What Fundraisers Can’t Control
The two main external factors that are affecting fundraisers today that are outside of their control will come as no surprise.
First, macroeconomic trends. The pandemic reshaped the economy and the giving landscape. While some donors experienced financial hardships, others gave more or shifted their priorities to local, community-based organizations. But questions remain about the long-term effects of these short-term changes—questions that fundraisers continue to work through today.
“I recommend evaluating the donors you acquired during the pandemic as a unique cohort,” says Cameron. “Measure the difference in their retention and long-term value compared to your organization’s typical newly acquired donor. Maintain discipline when spending on retaining these donors, but fully embrace those who show you they want to stick around.”
The second factor? Rising postage and paper costs. While these increases have put pressure on fundraisers’ direct mail programs, understanding historical trends can help you anticipate what might be coming next.
“Adjusting for inflation, the cost of first-class postage is virtually identical to what it was in 1971,” says Cameron. “The now twice-yearly boost in nominal postage cost will sting every time, but it should never be a surprise and will likely remain on pace with inflation.”
When it comes to paper costs, Cameron advises that fundraisers assume that these materials will continue to become more expensive. Fundraisers should budget accordingly, try to find ways to lower costs such as bulk buying, and test and monitor campaign performance per piece closely.
What Fundraisers Can Control
These external factors can feel discouraging. But nonprofits can control the strategies that they implement to address them. Here are three approaches that Cameron notes fundraisers can take to achieve their acquisition goals in today’s unique environment:

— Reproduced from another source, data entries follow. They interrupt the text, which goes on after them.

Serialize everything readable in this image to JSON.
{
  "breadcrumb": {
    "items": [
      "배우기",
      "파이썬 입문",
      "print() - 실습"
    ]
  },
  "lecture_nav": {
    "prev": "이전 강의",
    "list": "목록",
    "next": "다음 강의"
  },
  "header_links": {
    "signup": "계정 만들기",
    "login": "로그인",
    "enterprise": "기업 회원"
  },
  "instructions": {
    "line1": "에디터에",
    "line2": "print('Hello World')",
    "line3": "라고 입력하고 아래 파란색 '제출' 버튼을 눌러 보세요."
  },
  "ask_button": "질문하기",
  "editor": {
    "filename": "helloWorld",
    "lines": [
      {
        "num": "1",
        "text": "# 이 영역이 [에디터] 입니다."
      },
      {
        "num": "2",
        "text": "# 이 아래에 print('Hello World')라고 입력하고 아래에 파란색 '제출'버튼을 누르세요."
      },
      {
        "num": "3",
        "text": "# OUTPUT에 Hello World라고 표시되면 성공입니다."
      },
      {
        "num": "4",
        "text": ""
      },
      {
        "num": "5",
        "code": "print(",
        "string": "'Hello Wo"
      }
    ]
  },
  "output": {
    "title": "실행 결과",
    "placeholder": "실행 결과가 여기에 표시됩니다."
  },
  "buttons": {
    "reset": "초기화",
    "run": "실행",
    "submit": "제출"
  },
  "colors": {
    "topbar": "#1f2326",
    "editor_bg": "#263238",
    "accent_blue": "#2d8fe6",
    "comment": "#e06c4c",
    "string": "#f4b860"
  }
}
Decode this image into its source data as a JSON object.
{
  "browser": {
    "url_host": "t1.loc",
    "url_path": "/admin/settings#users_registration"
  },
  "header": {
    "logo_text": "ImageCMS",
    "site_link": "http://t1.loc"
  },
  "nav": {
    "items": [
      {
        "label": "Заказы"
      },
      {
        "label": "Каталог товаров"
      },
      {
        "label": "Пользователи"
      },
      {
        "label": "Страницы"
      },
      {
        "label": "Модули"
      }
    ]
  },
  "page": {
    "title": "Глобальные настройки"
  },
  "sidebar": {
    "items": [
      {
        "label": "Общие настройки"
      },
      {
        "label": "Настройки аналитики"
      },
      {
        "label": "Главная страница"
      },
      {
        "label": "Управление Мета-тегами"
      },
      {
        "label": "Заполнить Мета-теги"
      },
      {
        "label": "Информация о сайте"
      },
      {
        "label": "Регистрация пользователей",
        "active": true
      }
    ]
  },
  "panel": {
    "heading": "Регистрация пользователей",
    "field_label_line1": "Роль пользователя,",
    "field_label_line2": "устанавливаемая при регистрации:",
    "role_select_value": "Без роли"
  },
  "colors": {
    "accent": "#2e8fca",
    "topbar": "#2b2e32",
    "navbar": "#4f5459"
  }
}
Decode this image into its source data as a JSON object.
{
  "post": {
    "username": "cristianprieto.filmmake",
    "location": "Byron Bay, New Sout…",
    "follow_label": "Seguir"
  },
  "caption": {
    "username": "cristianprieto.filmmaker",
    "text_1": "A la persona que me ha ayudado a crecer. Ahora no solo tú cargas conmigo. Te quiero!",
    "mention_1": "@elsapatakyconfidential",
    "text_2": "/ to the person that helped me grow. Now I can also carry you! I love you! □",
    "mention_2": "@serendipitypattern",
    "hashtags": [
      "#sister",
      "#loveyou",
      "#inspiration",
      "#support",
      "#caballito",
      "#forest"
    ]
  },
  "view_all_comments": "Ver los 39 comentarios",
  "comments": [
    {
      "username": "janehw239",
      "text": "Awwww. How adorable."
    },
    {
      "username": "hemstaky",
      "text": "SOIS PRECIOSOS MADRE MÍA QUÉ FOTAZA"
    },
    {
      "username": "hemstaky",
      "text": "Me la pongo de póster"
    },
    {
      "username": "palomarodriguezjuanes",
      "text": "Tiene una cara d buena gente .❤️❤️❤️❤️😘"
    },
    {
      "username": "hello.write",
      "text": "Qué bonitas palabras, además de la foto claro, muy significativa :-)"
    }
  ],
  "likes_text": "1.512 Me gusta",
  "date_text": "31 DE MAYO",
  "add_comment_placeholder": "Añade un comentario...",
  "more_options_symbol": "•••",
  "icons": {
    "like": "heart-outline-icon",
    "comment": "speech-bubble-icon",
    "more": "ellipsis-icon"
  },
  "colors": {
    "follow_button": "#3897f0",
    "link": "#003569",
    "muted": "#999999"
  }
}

1. Maximize your multichannel fundraising.
Multichannel fundraising to prospective donors yields better campaign results across the board. One highly effective way to do this is through digital/direct mail co-targeting, which involves serving digital impressions to your prospects simultaneously with your mailings. This reinforcement is economical—making it an ideal strategy as budgets narrow—and pays dividends in higher campaign response rates.
2. Identify your “worst” dollar spent and optimize accordingly.
Reaching your best prospects is key to campaign success. However, knowing whom you should not invest your fundraising dollars to reach is equally important. Eliminating low-performing names or segments from your campaigns—optimizing from the bottom up instead of only from the top down—can boost efficiency and reduce the cost of donor acquisition.
3. Balance your short- and long-term goals.
It’s understandable that many nonprofit boards and executives are feeling nervous about donor acquisition declines over the past couple years. But reacting by reducing acquisition efforts for a short-term win can mean sacrificing long-term sustainability. Make sure that your KPIs both align with your short-term goals and protect the long-term health of your organization by understanding the long-term value of newly acquired donors.
Amidst today’s donor acquisition challenges, fundraisers have many partners they can rely on. By collaborating with your agency, analytics teams, and data partners, you can develop and execute strategies that can help you succeed today and position your organization to prosper tomorrow.